From the very beginning, the important elements were not only architecture, art and landscape, but also the active presence of musicians, poets and philosophers. The environment was functional and later interpreted in different ways, without requiring any additional thematic reference. You would probably get very different answers, but the experience of some kind of isolation is formative.


Hombroich's Map. Architectural complexes, single buildings and an open-air architectural museum covering over 60 hectares of land.


The Pavillion designed by Álvaro Siza and Rudolf Finsterwalder. It hosts temporary exhibitions.


The latest building realised in Hombroich is by the architect Terunobu Fujimori. What is it about?

The Terunobu Fujimori Tea House interprets the Japanese tearoom tradition, which probably dates back to Sen no Rikyu in the 16th century. Designed to be set in the Raketenstation Hombroich, it was conceived as a 1: 1 exhibition piece. Its appearance is marked by the black wooden facade, treated with fire according to the traditional Yakisugi method.

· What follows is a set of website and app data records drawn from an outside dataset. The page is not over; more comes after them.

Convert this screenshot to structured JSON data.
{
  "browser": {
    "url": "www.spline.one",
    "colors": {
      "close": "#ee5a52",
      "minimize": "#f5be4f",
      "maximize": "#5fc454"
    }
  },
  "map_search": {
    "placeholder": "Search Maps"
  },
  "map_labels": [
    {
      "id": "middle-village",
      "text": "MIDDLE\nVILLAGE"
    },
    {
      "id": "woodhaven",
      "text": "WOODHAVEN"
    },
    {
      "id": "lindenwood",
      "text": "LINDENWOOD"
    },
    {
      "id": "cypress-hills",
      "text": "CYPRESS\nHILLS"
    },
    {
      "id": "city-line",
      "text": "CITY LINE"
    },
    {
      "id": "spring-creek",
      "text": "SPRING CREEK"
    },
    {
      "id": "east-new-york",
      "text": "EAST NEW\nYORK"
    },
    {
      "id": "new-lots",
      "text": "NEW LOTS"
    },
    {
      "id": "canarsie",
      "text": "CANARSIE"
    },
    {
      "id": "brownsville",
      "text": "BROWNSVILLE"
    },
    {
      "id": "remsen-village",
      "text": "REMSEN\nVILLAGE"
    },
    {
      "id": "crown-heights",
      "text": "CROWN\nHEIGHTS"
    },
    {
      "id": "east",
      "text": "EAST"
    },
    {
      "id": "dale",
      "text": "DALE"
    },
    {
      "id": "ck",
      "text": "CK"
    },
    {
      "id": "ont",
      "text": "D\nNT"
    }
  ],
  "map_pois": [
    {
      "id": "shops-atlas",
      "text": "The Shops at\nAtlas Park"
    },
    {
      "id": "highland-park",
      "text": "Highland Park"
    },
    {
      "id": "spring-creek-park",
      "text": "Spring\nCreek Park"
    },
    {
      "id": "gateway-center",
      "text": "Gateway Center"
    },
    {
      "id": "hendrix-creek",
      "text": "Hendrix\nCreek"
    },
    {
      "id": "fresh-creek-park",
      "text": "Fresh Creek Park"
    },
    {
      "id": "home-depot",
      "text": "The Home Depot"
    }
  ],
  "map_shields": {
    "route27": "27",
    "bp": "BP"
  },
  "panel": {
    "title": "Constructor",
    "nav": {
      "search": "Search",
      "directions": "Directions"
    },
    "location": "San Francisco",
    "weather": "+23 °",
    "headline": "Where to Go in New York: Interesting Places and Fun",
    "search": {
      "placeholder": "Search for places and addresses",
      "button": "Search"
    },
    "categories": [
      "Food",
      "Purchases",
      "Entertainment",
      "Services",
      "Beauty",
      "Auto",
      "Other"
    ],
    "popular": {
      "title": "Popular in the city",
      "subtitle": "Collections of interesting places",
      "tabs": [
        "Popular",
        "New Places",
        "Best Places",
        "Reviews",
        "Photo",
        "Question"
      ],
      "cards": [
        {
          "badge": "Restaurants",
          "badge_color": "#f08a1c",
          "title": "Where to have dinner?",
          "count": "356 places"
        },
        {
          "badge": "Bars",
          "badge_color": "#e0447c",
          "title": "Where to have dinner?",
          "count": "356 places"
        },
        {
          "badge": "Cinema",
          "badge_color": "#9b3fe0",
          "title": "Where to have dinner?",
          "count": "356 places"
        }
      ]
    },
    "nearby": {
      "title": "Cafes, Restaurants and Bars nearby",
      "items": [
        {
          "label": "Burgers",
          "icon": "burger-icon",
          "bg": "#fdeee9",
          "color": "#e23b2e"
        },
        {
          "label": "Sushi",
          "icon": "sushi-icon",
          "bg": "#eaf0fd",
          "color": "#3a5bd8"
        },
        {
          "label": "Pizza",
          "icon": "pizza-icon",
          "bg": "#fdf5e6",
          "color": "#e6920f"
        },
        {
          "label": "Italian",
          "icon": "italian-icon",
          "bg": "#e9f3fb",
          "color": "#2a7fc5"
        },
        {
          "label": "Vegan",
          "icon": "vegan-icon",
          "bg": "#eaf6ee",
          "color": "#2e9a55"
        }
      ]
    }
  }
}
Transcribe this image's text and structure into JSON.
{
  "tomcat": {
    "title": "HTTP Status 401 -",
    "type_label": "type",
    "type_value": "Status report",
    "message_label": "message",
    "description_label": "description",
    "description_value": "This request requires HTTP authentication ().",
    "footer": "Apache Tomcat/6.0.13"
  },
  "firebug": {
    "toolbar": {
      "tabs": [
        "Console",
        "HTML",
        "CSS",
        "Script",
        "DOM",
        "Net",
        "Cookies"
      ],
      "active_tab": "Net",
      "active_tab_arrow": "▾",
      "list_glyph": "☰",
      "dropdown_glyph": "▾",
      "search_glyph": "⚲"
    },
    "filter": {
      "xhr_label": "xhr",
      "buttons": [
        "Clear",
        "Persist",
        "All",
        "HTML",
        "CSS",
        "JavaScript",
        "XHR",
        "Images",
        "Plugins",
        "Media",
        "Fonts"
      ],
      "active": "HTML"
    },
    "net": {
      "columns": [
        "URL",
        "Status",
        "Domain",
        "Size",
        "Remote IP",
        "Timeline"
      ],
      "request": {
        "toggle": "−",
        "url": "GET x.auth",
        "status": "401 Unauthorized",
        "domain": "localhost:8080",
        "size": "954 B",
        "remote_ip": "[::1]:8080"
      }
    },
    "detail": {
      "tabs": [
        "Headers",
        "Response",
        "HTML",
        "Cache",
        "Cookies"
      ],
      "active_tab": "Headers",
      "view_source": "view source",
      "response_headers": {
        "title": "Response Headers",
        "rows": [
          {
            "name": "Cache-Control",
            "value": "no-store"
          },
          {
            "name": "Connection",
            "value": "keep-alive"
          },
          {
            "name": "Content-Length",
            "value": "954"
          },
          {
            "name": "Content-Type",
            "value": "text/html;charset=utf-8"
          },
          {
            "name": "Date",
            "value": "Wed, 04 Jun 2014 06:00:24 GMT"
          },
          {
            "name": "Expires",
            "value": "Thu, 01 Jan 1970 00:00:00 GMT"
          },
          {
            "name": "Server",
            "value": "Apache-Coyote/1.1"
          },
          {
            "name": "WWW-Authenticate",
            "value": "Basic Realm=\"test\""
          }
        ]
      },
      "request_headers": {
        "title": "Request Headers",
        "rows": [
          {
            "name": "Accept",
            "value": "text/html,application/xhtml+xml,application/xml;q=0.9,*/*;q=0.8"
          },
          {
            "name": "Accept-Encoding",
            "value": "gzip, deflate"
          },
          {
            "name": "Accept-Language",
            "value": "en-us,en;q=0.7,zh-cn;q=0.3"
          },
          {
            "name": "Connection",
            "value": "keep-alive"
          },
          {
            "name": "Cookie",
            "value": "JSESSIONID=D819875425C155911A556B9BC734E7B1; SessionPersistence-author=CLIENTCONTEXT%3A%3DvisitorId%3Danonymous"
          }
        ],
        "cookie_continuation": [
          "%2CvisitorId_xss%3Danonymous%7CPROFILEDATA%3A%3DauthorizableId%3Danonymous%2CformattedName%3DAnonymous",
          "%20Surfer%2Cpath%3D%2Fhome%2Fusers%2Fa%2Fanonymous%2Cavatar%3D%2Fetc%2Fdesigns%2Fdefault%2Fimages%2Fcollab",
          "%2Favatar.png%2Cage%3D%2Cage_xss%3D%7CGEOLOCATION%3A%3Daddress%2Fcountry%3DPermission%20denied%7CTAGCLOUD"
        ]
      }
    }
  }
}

The flames in fact close the pores of the wood therefore becoming more resistant to the weather. Fujimori did not treat the surface any further. The geometry of the house is characterized by curves and an imperceptible asymmetry.

Two vertical wings protrude far from the body of the building. When opened, the shutters and window panes become one single element. The supports of the house are firmly clamped into the ground and therefore made of particularly strong locust wood. The use of oak in the interior reminds of its geographical location in Germany, while the steel staircase recalls Erwin Heerich's buildings.


How will the Tea House be used?

The Foundation organizes tea ceremonies for up to four people on specific days. Unlike most Japanese tea rooms, Ein Stein Teehaus features a table along which visitors sit on a bench that follows the shape of the curved wall. The large window that opens onto the surrounding nature allowed until recently to hold ceremonies, but for the time being everything has been put on hold.


Following the Covid restrictions, has the Insel Hombroich Foundation organized any online programs?

In our opinion, the experience of a visit to the Insel Hombroich Museum cannot be replaced by a virtual experience. However, we are going to give online visibility to our collections and activities in detail. In any case, this is not a direct response to the current situation.


Anatol Herzfeld's studio.


What are the next projects / exhibitions / publications in the pipeline?

In early 2021 the Foundation will publish Terunobu Fujimori. Ein Stein Teahouse, a book to celebrate the construction of the Teahouse. In April, we will open an exhibition on Jean Fautrier's work from our own collection and an exhibition with the Polish photographer Joana Piotrowska. In the course of the year, we plan to stage a performance project by the young artist Harkeerat Mangat.

Kirkeby Field. The three chapels (2003), The Kahmen Collection (2006) and Feld-Haus - The museum of popular prints (2009).